Tel Aviv (AsiaNews) - Having received the vote of confidence of 65 out of 120 members of Israel's unicameral legislature, the Knesset, Prime Minister Ehud Olmert and his new government are now in office. They face formidable tasks. The exponential growth in the number of the poor, even the very poor, in this State, which had been founded on egalitarian, socialist ideals, had moved practically all parties in the recent general election to promise decisive measures to alleviate their plight. In this regard, there is a certain disappointment with the Government even before it has actually begun to formulate and carry out concrete policies. In a national television interview, the Head of State, President Moshe Katzav, said he too was perplexed as to the depth on the new Government's commitment in this regard, while hoping for the best.
At the centre of Mr. Olmert's plans is his oft announced promise to define Israel's borders within the next four years - unilaterally. His plan is to "gather in" Israel's West Bank settlers on the western side of the "Wall of Separation", which runs through the Occupied Territory, to dismantle the settlements east of the Wall, but to keep Israel's military control over the entire territory. He promised to do so entirely unilaterally, if the Palestinians did not accept his terms for peace, which are formulated in such a way that their acceptance is extremely unlikely. As things stand, he may not have a parliamentary majority for such an initiative, since even his second largest coalition partner, the fundamentalist party Shas, opposes it, as it opposed all previous Israeli plans that involved even partial dismantling of the settlements in the Occupied Palestinian Territories. It is also unclear as yet to what extent the United States will agree to support a plan, which involves, in addition to dismantling some settlements, also the incorporation of many other settlements, and significant parts of the Occupied Territories, in Israel proper, through a unilateral move, which contradicts the United Nations Charter. The Charter excludes the acquisition of territory by force. With considerable political opposition at home, and without U.S. political support and massive financing by the U.S., Mr. Olmert's ambitious plans may face insurmountable difficulties.
Other than the "gathering in" plans for the West Bank, and the stated commitment to the "War on Poverty", the new Israeli Government is also challenged by the danger of Iran's potential nuclear armaments. For now, Israel is content to let the U.S. and the Europeans take the lead in trying to stop Iran's nuclear aspirations, but if the international pressure should fail, Israel will be facing perhaps the most difficult decision of its 58 year history, whether to go it alone in taking military measures to stop Iran - with unforeseeable consequences on many fronts - or simply to trust to its own - never admitted - nuclear deterrent, perhaps making it public. Everyone, in Israel and elsewhere, hopes that the moment for such a decision may never come.
Christians and all others who hold dear Israeli democracy must be worried by the return to government of the fundamentalist Shas party, while breathing a sigh of relief that Mr. Olmert steadfastly denied Shas the Ministry of the Interior.

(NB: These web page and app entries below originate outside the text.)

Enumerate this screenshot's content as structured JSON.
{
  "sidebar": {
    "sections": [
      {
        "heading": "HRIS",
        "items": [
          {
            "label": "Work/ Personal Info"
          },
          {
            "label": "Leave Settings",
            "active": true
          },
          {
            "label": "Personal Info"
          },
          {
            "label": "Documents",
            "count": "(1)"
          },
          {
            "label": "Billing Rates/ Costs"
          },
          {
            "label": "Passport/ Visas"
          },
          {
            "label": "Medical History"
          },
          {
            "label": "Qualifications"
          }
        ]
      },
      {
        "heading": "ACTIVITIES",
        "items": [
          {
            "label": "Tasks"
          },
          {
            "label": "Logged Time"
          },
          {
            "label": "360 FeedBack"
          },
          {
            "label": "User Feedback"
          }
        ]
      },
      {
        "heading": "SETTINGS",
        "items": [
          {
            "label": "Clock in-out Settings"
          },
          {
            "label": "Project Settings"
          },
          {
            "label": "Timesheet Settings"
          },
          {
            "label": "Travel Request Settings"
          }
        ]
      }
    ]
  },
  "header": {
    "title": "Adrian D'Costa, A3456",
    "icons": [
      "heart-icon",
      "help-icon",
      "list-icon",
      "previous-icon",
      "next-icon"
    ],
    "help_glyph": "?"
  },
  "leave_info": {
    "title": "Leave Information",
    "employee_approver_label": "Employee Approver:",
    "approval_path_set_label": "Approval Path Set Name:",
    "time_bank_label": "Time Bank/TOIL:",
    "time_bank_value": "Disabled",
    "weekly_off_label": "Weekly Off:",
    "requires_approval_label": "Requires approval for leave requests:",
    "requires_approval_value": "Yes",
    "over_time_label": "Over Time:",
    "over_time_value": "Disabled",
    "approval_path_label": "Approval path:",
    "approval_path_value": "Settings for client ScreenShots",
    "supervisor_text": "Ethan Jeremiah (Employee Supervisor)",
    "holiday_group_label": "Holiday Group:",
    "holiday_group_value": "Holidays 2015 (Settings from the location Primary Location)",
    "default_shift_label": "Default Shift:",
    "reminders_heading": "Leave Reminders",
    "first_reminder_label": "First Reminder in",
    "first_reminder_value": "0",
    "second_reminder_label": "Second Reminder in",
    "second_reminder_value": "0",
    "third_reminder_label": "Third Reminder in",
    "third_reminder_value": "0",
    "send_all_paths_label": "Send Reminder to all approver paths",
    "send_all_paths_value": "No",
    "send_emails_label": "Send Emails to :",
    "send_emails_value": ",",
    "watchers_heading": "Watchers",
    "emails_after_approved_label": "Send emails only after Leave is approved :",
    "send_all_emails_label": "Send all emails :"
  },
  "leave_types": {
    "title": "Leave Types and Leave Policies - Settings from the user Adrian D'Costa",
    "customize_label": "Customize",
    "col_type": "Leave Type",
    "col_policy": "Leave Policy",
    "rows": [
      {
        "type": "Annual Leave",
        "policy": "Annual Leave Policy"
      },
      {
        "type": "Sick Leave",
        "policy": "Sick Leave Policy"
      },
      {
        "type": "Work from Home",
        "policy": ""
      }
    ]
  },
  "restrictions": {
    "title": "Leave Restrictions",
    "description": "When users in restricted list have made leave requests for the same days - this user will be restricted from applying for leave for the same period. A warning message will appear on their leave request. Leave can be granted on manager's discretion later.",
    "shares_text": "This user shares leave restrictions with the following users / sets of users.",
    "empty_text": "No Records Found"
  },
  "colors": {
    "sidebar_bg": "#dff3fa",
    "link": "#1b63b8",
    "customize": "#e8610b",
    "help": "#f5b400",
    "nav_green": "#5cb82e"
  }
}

That Ministry is responsible for liaising between the Government and the local Christian communities, as well as for issuing - - or denying - visas to Church personnel, among others.
For Catholics, it is imperative that the new Government renew the negotiations with the Holy See on safeguarding Church property, specifically sacred places, and on confirming the Church's historic tax exemptions, which are a condition of possibility for the Church to maintain its presence in the Holy Land. These negotiations have been going on for many years now, with periodic interruptions by Israel, and must now be brought to conclusion, if the hopes for normal relations roused by the 1993 Fundamental Agreement between the Holy See and the State of Israel are to be justified.
The text is passed at first reading, with 50 votes in favor and 43 against. Now it must pass a second and third step, prior to final approval. Critics say it affects the leftist movements struggling against the occupation in the territories and violence against Palestinians. For the government needed to fight against foreign interference.
Statements by Mg Pietro Sambi, Apostolic delegate to Jerusalem, and Oded Ben Hur, Israel's Ambassador to the Holy See.